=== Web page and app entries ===
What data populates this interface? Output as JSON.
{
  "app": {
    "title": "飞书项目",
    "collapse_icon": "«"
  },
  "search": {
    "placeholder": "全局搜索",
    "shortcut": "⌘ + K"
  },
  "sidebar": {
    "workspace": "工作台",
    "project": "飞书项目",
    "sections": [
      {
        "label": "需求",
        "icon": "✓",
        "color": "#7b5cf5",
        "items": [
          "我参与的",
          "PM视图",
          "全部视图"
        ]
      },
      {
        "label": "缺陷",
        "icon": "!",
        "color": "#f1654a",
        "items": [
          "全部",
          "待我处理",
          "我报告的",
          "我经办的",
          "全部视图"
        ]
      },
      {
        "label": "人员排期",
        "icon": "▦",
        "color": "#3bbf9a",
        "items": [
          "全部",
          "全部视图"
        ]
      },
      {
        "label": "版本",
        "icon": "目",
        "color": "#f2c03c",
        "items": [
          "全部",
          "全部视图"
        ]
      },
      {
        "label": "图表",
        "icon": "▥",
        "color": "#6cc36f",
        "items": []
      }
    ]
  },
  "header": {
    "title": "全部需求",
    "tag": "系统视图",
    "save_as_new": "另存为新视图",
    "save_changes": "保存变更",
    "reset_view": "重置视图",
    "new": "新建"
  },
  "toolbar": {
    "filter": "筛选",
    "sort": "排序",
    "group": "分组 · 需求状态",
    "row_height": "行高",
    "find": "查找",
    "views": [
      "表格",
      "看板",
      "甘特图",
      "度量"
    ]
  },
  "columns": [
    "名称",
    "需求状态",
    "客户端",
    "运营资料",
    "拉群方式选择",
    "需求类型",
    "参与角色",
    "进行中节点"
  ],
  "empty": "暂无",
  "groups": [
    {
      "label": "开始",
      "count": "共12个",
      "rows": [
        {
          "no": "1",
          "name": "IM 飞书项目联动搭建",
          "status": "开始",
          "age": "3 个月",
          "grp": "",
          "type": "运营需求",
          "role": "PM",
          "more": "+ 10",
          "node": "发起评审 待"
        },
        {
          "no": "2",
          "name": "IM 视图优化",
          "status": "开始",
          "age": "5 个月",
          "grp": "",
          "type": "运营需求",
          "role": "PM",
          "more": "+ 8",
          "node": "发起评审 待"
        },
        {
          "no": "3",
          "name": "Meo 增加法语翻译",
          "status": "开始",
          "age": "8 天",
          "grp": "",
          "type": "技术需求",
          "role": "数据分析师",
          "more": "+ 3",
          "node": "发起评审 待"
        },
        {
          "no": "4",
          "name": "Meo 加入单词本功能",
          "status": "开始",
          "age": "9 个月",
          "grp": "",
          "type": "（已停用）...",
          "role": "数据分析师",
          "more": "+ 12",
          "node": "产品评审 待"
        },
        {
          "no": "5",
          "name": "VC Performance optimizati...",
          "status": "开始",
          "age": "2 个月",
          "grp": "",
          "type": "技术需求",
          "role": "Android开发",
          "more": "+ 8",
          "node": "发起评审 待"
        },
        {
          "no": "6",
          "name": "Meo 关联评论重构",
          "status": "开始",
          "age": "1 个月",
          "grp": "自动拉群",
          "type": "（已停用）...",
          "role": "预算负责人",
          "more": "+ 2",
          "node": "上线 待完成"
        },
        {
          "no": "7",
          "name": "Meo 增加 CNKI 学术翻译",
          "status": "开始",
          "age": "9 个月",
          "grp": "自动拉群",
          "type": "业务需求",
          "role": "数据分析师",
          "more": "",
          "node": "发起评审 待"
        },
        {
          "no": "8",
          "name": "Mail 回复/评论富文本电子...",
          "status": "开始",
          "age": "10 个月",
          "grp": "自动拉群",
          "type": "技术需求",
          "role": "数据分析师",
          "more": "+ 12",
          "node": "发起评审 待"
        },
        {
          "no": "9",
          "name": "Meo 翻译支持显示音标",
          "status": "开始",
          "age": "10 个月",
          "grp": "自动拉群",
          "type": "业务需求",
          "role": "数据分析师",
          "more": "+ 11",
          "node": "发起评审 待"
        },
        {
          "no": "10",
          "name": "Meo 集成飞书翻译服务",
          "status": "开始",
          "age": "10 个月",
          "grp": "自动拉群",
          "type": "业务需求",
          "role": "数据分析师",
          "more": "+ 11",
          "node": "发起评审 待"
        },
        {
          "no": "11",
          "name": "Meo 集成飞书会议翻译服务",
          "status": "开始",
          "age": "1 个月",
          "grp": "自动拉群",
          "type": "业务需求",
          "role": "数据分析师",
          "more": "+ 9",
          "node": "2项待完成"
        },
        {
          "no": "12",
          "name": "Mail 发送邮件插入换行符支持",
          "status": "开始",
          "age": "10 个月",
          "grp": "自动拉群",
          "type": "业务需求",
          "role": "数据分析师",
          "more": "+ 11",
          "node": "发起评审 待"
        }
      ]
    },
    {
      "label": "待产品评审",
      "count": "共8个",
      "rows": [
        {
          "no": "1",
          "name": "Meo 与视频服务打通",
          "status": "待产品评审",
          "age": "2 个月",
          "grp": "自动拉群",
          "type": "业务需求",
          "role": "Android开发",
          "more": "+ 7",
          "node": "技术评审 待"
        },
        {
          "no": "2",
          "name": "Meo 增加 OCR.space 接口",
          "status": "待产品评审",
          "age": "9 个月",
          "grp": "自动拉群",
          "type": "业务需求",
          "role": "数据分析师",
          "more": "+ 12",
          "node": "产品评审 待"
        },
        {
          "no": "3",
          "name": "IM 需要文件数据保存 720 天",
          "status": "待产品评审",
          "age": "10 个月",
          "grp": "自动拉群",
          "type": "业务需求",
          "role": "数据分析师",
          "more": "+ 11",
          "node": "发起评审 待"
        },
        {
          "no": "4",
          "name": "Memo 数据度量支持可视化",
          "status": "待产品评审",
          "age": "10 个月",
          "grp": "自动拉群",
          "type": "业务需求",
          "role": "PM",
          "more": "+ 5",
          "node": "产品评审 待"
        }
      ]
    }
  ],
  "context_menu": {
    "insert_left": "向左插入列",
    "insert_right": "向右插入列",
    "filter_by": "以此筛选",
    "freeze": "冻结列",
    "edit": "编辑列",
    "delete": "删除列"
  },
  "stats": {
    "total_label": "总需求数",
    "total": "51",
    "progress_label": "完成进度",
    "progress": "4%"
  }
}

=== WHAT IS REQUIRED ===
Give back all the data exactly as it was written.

=== EXERCISE ANSWER ===
What data populates this interface? Output as JSON.
{
  "app": {
    "title": "飞书项目",
    "collapse_icon": "«"
  },
  "search": {
    "placeholder": "全局搜索",
    "shortcut": "⌘ + K"
  },
  "sidebar": {
    "workspace": "工作台",
    "project": "飞书项目",
    "sections": [
      {
        "label": "需求",
        "icon": "✓",
        "color": "#7b5cf5",
        "items": [
          "我参与的",
          "PM视图",
          "全部视图"
        ]
      },
      {
        "label": "缺陷",
        "icon": "!",
        "color": "#f1654a",
        "items": [
          "全部",
          "待我处理",
          "我报告的",
          "我经办的",
          "全部视图"
        ]
      },
      {
        "label": "人员排期",
        "icon": "▦",
        "color": "#3bbf9a",
        "items": [
          "全部",
          "全部视图"
        ]
      },
      {
        "label": "版本",
        "icon": "目",
        "color": "#f2c03c",
        "items": [
          "全部",
          "全部视图"
        ]
      },
      {
        "label": "图表",
        "icon": "▥",
        "color": "#6cc36f",
        "items": []
      }
    ]
  },
  "header": {
    "title": "全部需求",
    "tag": "系统视图",
    "save_as_new": "另存为新视图",
    "save_changes": "保存变更",
    "reset_view": "重置视图",
    "new": "新建"
  },
  "toolbar": {
    "filter": "筛选",
    "sort": "排序",
    "group": "分组 · 需求状态",
    "row_height": "行高",
    "find": "查找",
    "views": [
      "表格",
      "看板",
      "甘特图",
      "度量"
    ]
  },
  "columns": [
    "名称",
    "需求状态",
    "客户端",
    "运营资料",
    "拉群方式选择",
    "需求类型",
    "参与角色",
    "进行中节点"
  ],
  "empty": "暂无",
  "groups": [
    {
      "label": "开始",
      "count": "共12个",
      "rows": [
        {
          "no": "1",
          "name": "IM 飞书项目联动搭建",
          "status": "开始",
          "age": "3 个月",
          "grp": "",
          "type": "运营需求",
          "role": "PM",
          "more": "+ 10",
          "node": "发起评审 待"
        },
        {
          "no": "2",
          "name": "IM 视图优化",
          "status": "开始",
          "age": "5 个月",
          "grp": "",
          "type": "运营需求",
          "role": "PM",
          "more": "+ 8",
          "node": "发起评审 待"
        },
        {
          "no": "3",
          "name": "Meo 增加法语翻译",
          "status": "开始",
          "age": "8 天",
          "grp": "",
          "type": "技术需求",
          "role": "数据分析师",
          "more": "+ 3",
          "node": "发起评审 待"
        },
        {
          "no": "4",
          "name": "Meo 加入单词本功能",
          "status": "开始",
          "age": "9 个月",
          "grp": "",
          "type": "（已停用）...",
          "role": "数据分析师",
          "more": "+ 12",
          "node": "产品评审 待"
        },
        {
          "no": "5",
          "name": "VC Performance optimizati...",
          "status": "开始",
          "age": "2 个月",
          "grp": "",
          "type": "技术需求",
          "role": "Android开发",
          "more": "+ 8",
          "node": "发起评审 待"
        },
        {
          "no": "6",
          "name": "Meo 关联评论重构",
          "status": "开始",
          "age": "1 个月",
          "grp": "自动拉群",
          "type": "（已停用）...",
          "role": "预算负责人",
          "more": "+ 2",
          "node": "上线 待完成"
        },
        {
          "no": "7",
          "name": "Meo 增加 CNKI 学术翻译",
          "status": "开始",
          "age": "9 个月",
          "grp": "自动拉群",
          "type": "业务需求",
          "role": "数据分析师",
          "more": "",
          "node": "发起评审 待"
        },
        {
          "no": "8",
          "name": "Mail 回复/评论富文本电子...",
          "status": "开始",
          "age": "10 个月",
          "grp": "自动拉群",
          "type": "技术需求",
          "role": "数据分析师",
          "more": "+ 12",
          "node": "发起评审 待"
        },
        {
          "no": "9",
          "name": "Meo 翻译支持显示音标",
          "status": "开始",
          "age": "10 个月",
          "grp": "自动拉群",
          "type": "业务需求",
          "role": "数据分析师",
          "more": "+ 11",
          "node": "发起评审 待"
        },
        {
          "no": "10",
          "name": "Meo 集成飞书翻译服务",
          "status": "开始",
          "age": "10 个月",
          "grp": "自动拉群",
          "type": "业务需求",
          "role": "数据分析师",
          "more": "+ 11",
          "node": "发起评审 待"
        },
        {
          "no": "11",
          "name": "Meo 集成飞书会议翻译服务",
          "status": "开始",
          "age": "1 个月",
          "grp": "自动拉群",
          "type": "业务需求",
          "role": "数据分析师",
          "more": "+ 9",
          "node": "2项待完成"
        },
        {
          "no": "12",
          "name": "Mail 发送邮件插入换行符支持",
          "status": "开始",
          "age": "10 个月",
          "grp": "自动拉群",
          "type": "业务需求",
          "role": "数据分析师",
          "more": "+ 11",
          "node": "发起评审 待"
        }
      ]
    },
    {
      "label": "待产品评审",
      "count": "共8个",
      "rows": [
        {
          "no": "1",
          "name": "Meo 与视频服务打通",
          "status": "待产品评审",
          "age": "2 个月",
          "grp": "自动拉群",
          "type": "业务需求",
          "role": "Android开发",
          "more": "+ 7",
          "node": "技术评审 待"
        },
        {
          "no": "2",
          "name": "Meo 增加 OCR.space 接口",
          "status": "待产品评审",
          "age": "9 个月",
          "grp": "自动拉群",
          "type": "业务需求",
          "role": "数据分析师",
          "more": "+ 12",
          "node": "产品评审 待"
        },
        {
          "no": "3",
          "name": "IM 需要文件数据保存 720 天",
          "status": "待产品评审",
          "age": "10 个月",
          "grp": "自动拉群",
          "type": "业务需求",
          "role": "数据分析师",
          "more": "+ 11",
          "node": "发起评审 待"
        },
        {
          "no": "4",
          "name": "Memo 数据度量支持可视化",
          "status": "待产品评审",
          "age": "10 个月",
          "grp": "自动拉群",
          "type": "业务需求",
          "role": "PM",
          "more": "+ 5",
          "node": "产品评审 待"
        }
      ]
    }
  ],
  "context_menu": {
    "insert_left": "向左插入列",
    "insert_right": "向右插入列",
    "filter_by": "以此筛选",
    "freeze": "冻结列",
    "edit": "编辑列",
    "delete": "删除列"
  },
  "stats": {
    "total_label": "总需求数",
    "total": "51",
    "progress_label": "完成进度",
    "progress": "4%"
  }
}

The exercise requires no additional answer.